§ DATASET EXCERPTS
★ ★ ★ ★

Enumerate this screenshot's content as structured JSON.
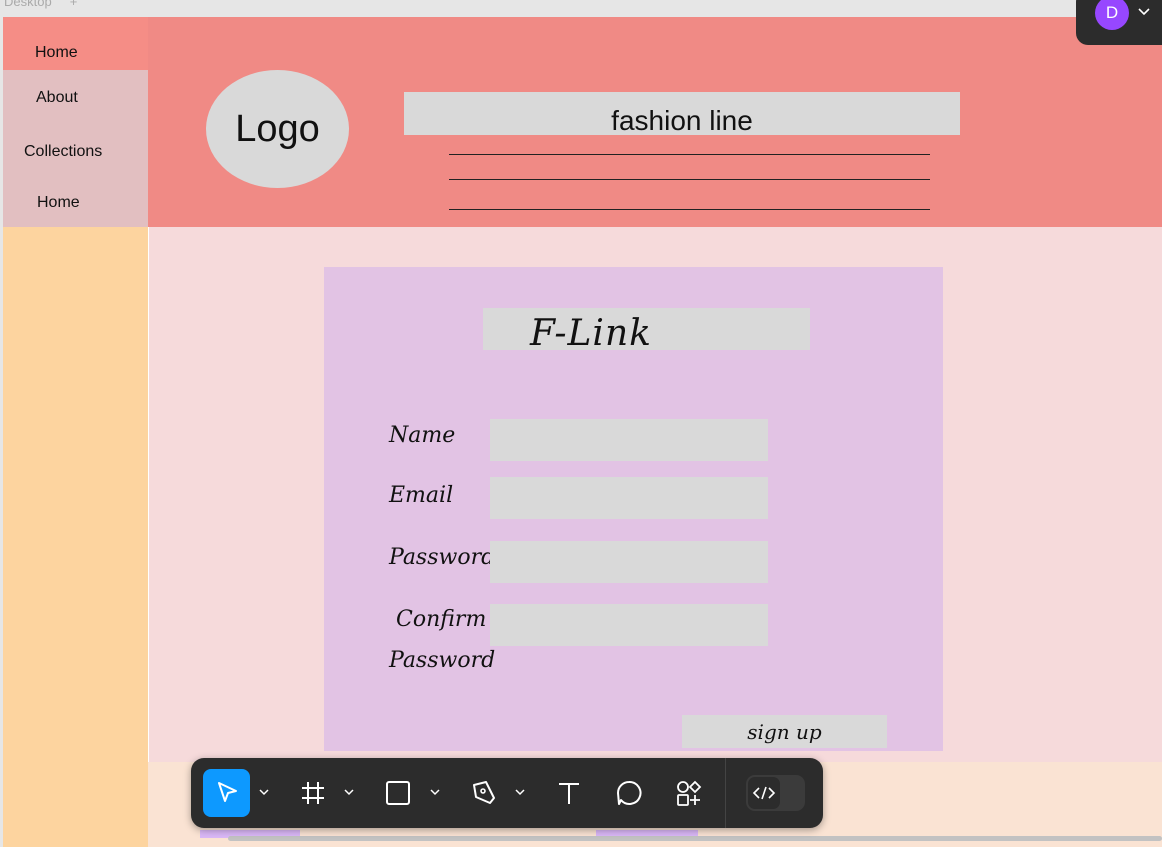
{
  "frame": {
    "label": "Desktop",
    "add_label": "+"
  },
  "sidebar": {
    "items": [
      {
        "label": "Home"
      },
      {
        "label": "About"
      },
      {
        "label": "Collections"
      },
      {
        "label": "Home"
      }
    ]
  },
  "header": {
    "logo_text": "Logo",
    "brand_title": "fashion line"
  },
  "signup_form": {
    "title": "F-Link",
    "fields": [
      {
        "label": "Name",
        "value": ""
      },
      {
        "label": "Email",
        "value": ""
      },
      {
        "label": "Password",
        "value": ""
      },
      {
        "label_line1": "Confirm",
        "label_line2": "Password",
        "value": ""
      }
    ],
    "submit_label": "sign up"
  },
  "toolbar": {
    "tools": [
      {
        "icon": "move-icon",
        "active": true
      },
      {
        "icon": "frame-icon"
      },
      {
        "icon": "rectangle-icon"
      },
      {
        "icon": "pen-icon"
      },
      {
        "icon": "text-icon"
      },
      {
        "icon": "comment-icon"
      },
      {
        "icon": "actions-icon"
      }
    ],
    "dev_mode_icon": "code-icon"
  },
  "user": {
    "avatar_initial": "D"
  },
  "colors": {
    "header": "#f08a85",
    "sidebar": "#fdd49f",
    "card": "#e2c3e4",
    "page": "#f6dadb",
    "accent": "#0d99ff",
    "avatar": "#9747ff"
  }
}
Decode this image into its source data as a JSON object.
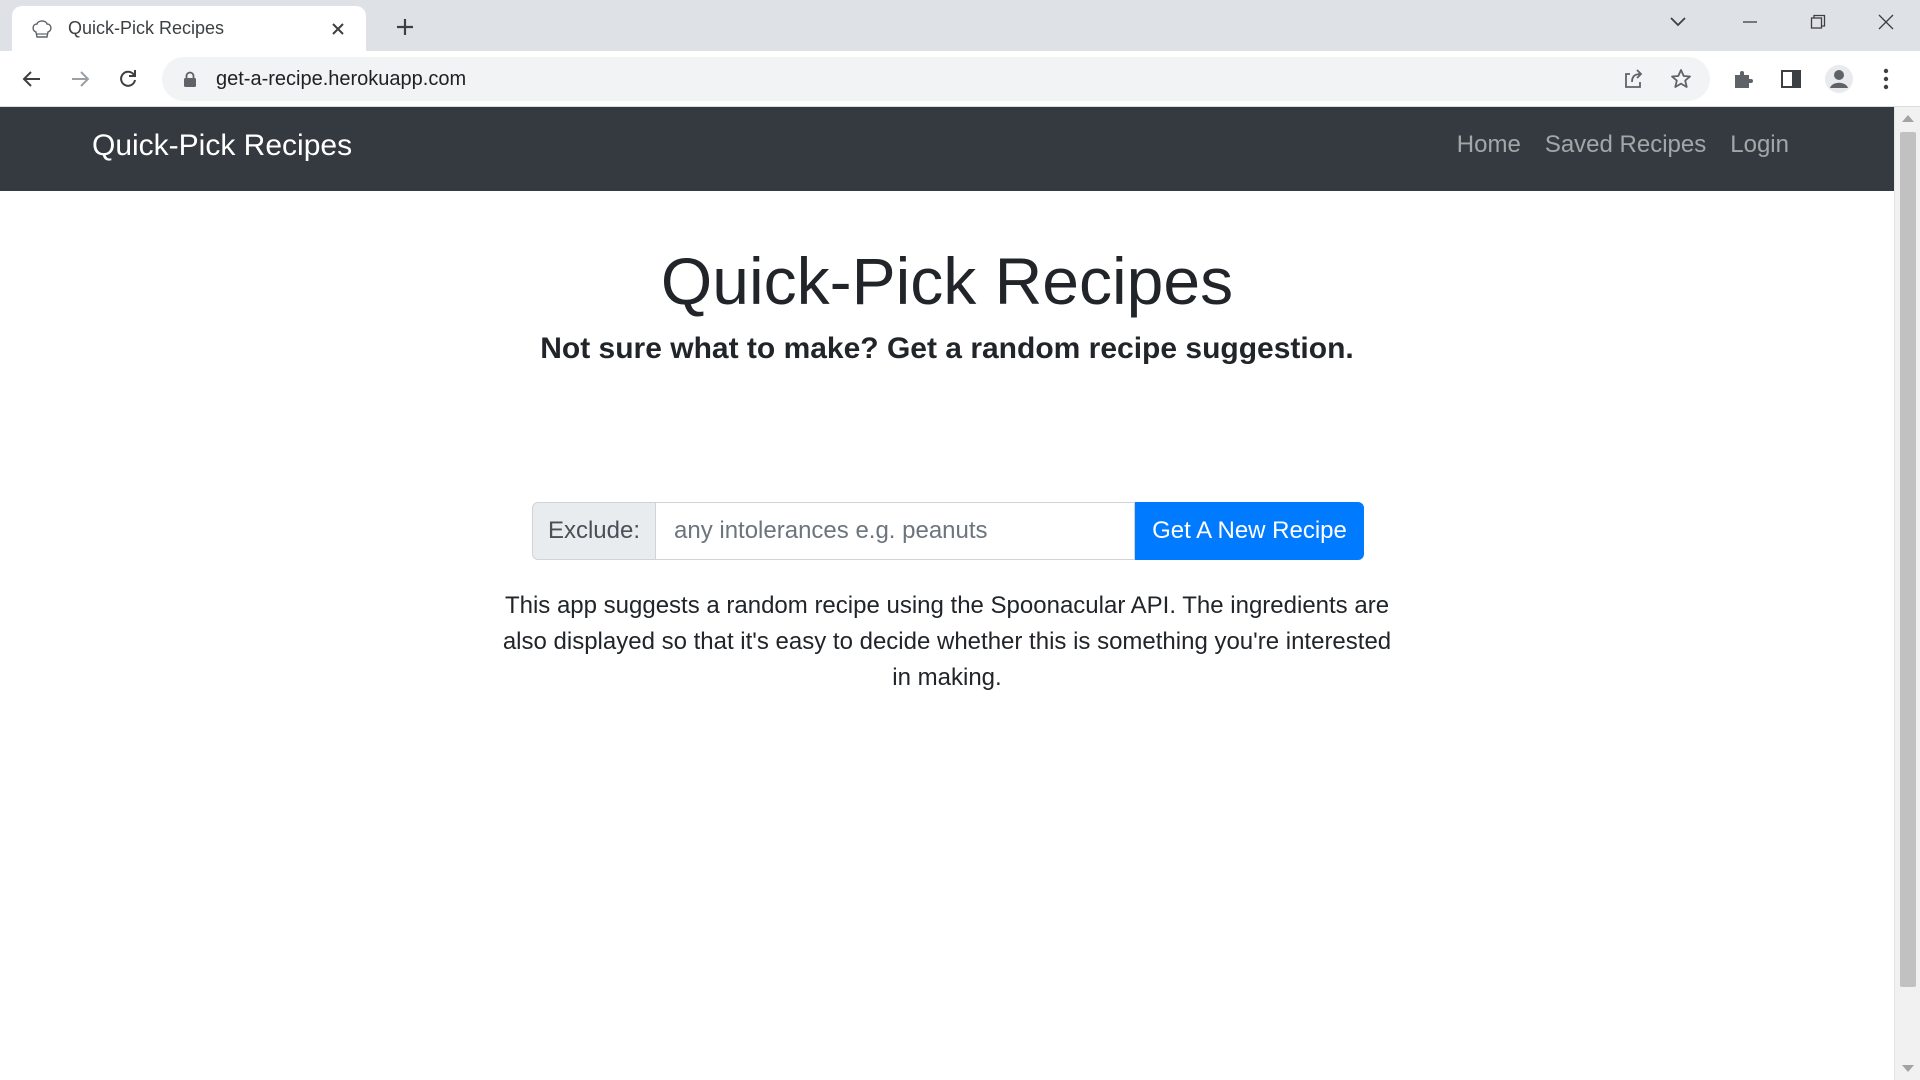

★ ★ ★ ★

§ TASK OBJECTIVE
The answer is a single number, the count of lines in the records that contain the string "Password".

§ EXERCISE RESULT
2